In the recent years, we’ve seen considerable growth in the demand for locally made wine. To address this demand, wine groups are looking to expand operations in Laos, particularly on the Plain of Jars and the southern region of Pakse.

Southeast Asians are learning and loving the language of fine wine

One of the key Southeast Asian wine trends for 2015 is a growth in fine wine consumption.  So far, this prediction has been spot on. As many of the subregion’s countries experience stability or growth in their economies, an increasing number of wine drinkers are trying out luxury wines. Vintage wines, particularly of the Bordeaux kind, have become increasingly popular over the last couple of years.

Apart from drinking fine wine for special occasions, the affluent members of the subregion’s population are using these wines as giveaways and holiday gifts. But we believe the real market for the bulk of these fine wines lie in the growing interest in wine collection. While the extremely rich in the countries of Indonesia, Malaysia, and Singapore remain extremely small in number, their thirst for vintage wines has proven to be immense. Wine cellar favorites include aged tipples from the 1980s to the 1990s. There’s also a pretty good market for 2001, 2002, and 2004 wines, while 2000 and 2005 vintages have a smaller following.

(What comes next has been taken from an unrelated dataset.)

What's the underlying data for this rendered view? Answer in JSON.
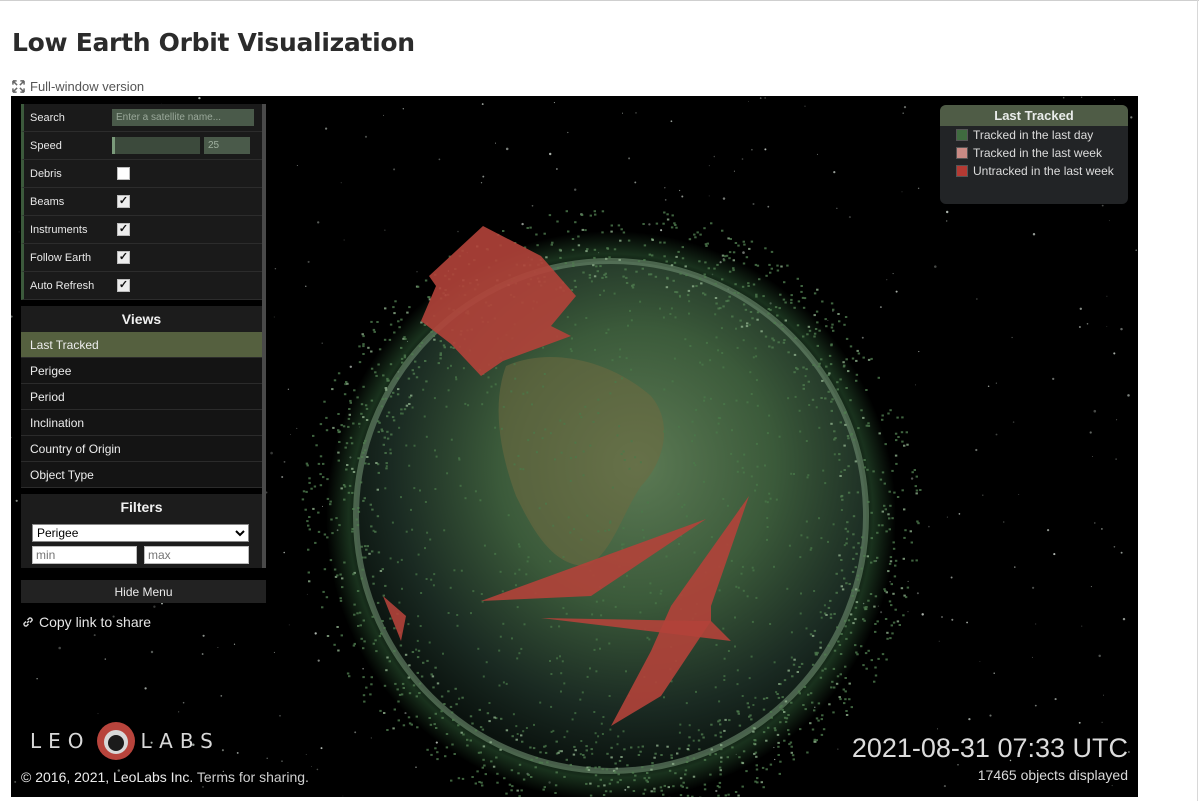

Singapore slated to become the new Asian wine hub

Though Hong Kong has long been regarded as Asia’s hottest wine market, the growing number of international companies setting camp in Singapore has the state-city poised to become the next Asian wine hub. Wine merchants like Berry Bros. & Rudd and Corney & Barrow have established headquarters in the country hoping to tap into the booming wine trade. With more and more of the country’s millionaires investing in ‘liquid assets,’ and their wealthy neighbors from Indonesia following suit, this business move by both London-based companies is appearing to be an immensely lucrative one.

Singapore Wine Vault provides shelter for SE Asia’s liquid assets

Another reason why Singapore is emerging as the wine hub for Southeast Asia is the country’s stellar wine storage services. When Singapore Wine Vault opened last year, the subregion’s top wine enthusiasts were set abuzz at news that the 750,000 square-foot vault could hold up to 10 million bottles. The fact that the company also offers bespoke wine cellar facilities is an encouragement for connoisseurs to continue expanding their collections of liquid assets. With these services available to virtually all wine collectors in the subregion, we’re bound to see the continued surge of sales for the wine industry’s upmarket segment.

With the way things are going, we expect the Southeast Asian wine market to continue this upswing through 2015. The emergence of new vineyards in the subregion will also play a major role in the population’s continued interest in wine culture for the next few years.